Kobalt, the leading independent music publisher and AMF Publishing’s administrator, announced the creation of the first global, direct, digital mechanical and performing rights society following on from Kobalt’s purchase of AMRA (American Music Rights Association) last year. Re-designed to maximize value for music rights owners and creators in the growing digital marketplace, the new society will be based on a global, direct collection structure and advanced technology, setting new industry standards for efficiency and transparency for clients in the process.
Kobalt purchased AMRA in order to further enhance its services to rights owners. AMRA’s innovative approach to music rights administration will leverage Kobalt’s advanced royalty processing platform, KORE (on license to AMRA), to provide fast, efficient royalty distribution with total transparency.
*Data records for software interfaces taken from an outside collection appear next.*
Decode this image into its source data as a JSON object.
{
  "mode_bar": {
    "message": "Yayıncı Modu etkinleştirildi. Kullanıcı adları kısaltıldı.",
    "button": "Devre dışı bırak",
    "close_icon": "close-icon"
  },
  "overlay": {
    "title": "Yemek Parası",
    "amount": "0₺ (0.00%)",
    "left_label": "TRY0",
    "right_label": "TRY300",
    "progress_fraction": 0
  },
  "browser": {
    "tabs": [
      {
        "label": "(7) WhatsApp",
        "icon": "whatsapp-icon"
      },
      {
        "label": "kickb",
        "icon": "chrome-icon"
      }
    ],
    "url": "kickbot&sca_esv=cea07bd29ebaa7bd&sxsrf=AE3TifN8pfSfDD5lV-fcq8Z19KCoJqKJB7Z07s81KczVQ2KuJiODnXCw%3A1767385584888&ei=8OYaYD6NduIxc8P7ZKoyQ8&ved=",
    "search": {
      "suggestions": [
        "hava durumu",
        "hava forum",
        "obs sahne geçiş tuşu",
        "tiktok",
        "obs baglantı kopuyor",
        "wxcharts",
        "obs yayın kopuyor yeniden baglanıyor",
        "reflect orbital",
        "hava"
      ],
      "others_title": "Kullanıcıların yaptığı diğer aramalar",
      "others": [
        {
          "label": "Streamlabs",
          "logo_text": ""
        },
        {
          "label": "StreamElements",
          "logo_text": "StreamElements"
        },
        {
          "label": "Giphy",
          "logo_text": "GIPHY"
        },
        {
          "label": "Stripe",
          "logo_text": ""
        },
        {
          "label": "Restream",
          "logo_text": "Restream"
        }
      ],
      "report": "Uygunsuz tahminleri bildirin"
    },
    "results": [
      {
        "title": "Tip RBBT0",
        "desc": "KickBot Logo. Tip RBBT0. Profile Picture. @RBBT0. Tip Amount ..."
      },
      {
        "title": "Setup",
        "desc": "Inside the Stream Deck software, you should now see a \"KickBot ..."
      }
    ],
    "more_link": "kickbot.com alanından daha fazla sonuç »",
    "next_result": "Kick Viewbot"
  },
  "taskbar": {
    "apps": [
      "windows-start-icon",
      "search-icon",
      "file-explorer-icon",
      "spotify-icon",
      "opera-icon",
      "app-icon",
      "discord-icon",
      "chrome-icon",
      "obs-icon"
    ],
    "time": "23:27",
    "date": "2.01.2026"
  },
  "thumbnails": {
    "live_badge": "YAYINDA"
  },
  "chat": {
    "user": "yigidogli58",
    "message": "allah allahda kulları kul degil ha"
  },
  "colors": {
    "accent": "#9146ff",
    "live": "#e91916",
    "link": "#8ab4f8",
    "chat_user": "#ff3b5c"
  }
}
Through continued partnerships with major digital service providers (DSPs) around the world, AMRA will broaden the direct-collection capabilities across the globe for all AMRA members.
The music industry as a whole is undergoing a seismic shift in order to support the evolving landscape that comes with digital music consumption. Kobalt saw these changes coming when it was formed in 2001, and has spent the past decade working to solve these issues and structural inefficiencies — first with publishing, and then label services, neighboring rights and digital distribution with AWAL. AMRA is the latest, most exciting step in Kobalt’s industry leading quest for transparency, speed and accuracy.
Willard Ahdritz, founder and CEO of Kobalt said, “With AMRA, we are now able to fully execute our original Kobalt vision of trust and technology for creators and rights owners on a global scale. AMRA allows us to offer service unlike anything ever seen before in royalty collections. The industry can no longer afford to spend $5 collecting $1 – the efficiency and transparency of AMRA is the future.”
James Fitzherbert-Brockholes, COO of Kobalt said, “AMRA’s unique strategy to license directly to the global multi-territorial DSPs [e.g. Apple, Spotify, YouTube, etc.] is the most efficient way to handle the ‘high volume/low transactional value’ of music repertoire in a streaming world. The traditional model of individual licenses across
100 local territories for one major DSP does not promote transparency, efficiency or economies of scale in today’s digital business.”
For more information on the new AMRA please visit www.amra.com